Most South Africans have some sort of hobby or pastime that helps them unwind and with the New Year rolling around again soon, some of us will resolve to take up something new and exciting – whether it’s diving, skateboarding, music, or camping. And that means doling out extra cash.
Although there aren’t many figures detailing exactly how much South Africans spend on their hobbies, the start-up costs are usually the heaviest, such as becoming certified as a scuba diver or buying the actual equipment. Most South Africans spend at least 3% of their monthly income on leisure activities not including alcohol, transport and food (according to Stats SA), whereas true hobby enthusiasts can spend up to 25% of their salary maintaining their passion.
Some hobbies have heavy running costs – such as golfing. The Huddle Park golf range offers packages from R110, whereas Houghton Golf Club charges visitors R570 to tee off. Golf lessons can cost over a thousand rand to get started, while a starter kit of golf clubs costs R3000. Then then are monthly caddy and green fees to consider.
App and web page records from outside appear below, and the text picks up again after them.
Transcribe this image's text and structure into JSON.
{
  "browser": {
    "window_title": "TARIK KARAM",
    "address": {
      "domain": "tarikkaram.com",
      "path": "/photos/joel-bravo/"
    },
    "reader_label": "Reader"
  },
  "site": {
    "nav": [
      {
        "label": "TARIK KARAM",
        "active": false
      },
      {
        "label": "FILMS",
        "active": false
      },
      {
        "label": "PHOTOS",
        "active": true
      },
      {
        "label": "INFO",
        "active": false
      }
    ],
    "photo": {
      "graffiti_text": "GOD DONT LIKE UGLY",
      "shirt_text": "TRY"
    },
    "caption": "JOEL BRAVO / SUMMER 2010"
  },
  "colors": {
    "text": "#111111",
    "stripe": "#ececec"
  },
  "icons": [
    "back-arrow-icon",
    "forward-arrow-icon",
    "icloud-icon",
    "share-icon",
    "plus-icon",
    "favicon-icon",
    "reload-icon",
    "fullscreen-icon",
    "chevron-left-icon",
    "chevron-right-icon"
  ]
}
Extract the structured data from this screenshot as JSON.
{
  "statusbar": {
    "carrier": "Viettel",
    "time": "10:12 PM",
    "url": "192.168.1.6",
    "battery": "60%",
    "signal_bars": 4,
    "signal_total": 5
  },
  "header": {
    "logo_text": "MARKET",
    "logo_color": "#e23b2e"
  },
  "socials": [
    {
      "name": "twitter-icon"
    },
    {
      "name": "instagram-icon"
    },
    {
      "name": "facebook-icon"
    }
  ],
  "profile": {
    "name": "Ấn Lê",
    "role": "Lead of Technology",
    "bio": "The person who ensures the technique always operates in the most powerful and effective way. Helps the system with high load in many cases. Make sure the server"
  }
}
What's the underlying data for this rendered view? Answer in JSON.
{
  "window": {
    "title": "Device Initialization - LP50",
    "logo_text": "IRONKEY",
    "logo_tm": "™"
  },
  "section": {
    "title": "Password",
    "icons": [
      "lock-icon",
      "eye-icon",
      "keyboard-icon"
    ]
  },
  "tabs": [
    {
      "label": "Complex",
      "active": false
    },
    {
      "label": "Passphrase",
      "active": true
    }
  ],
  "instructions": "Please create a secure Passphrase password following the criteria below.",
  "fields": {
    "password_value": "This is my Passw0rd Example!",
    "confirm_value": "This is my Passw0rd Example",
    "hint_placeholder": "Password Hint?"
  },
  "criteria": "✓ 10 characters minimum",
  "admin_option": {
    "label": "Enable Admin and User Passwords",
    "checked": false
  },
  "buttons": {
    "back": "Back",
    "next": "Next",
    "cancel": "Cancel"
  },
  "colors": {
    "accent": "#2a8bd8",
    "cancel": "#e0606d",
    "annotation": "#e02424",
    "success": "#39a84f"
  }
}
Kiteboarders on the other hand can enjoy the waves for free, but have to shell out at least R17,500 for a starter kit plus extra fees for roof racks or trailers to tote their gear.
The best advice that can be offered to new hobbyists is not to start out paying retail prices, says Claire Cobbledick, Head of Gumtree South Africa. “This also rings true if you are purchasing gear for your children – who might lose interest much more quickly than anticipated. Becoming skilled at a hobby takes a lot of time and money and they may well lose enthusiasm for their new project along the way,” she says. “Buying second hand equipment gives you access to quality items – sometimes at 50% less than the retail value – so that you can start the hobby but minimize the risk that you will shell out thousands of rands for items that ultimately gather dust in the garage.”
Cobbledick also advises spending some time browsing the community and services classifieds to cut costs. “There are plenty of SMEs who offer transport for your gear or have started small clubs that offers free advice or gear hire.”
Gumtree recently introduced an online Sport and Leisure Pricing Guide that compares the average selling price of secondhand sporting gear to recent retail prices. “The guide also allows you to view real items for sale on the page and contact sellers for information,” says Cobbledick. “It’s a great way to plan for your new hobby.”
Cobbledick says that close to 120,000 visitors browse for sports and leisure bargains on the site every month. “If you buy your second hand gear and find that you don’t enjoy or don’t have as much time for a new hobby, it’s very easy to log on, check the second hand selling price and resell the items. You will likely recover 80-100% of the value of the item if it’s still in good condition, whereas someone who has bought an item for the full retail price will usually only recoup 50-75%.”
As to which hobby will enjoy the greatest uptake in 2016, Cobbledick says cycling is likely to remain on top. “Cycling is by far the most popular vertical on our site at the moment, particularly in the Western Cape. Apparently it’s the new golf!”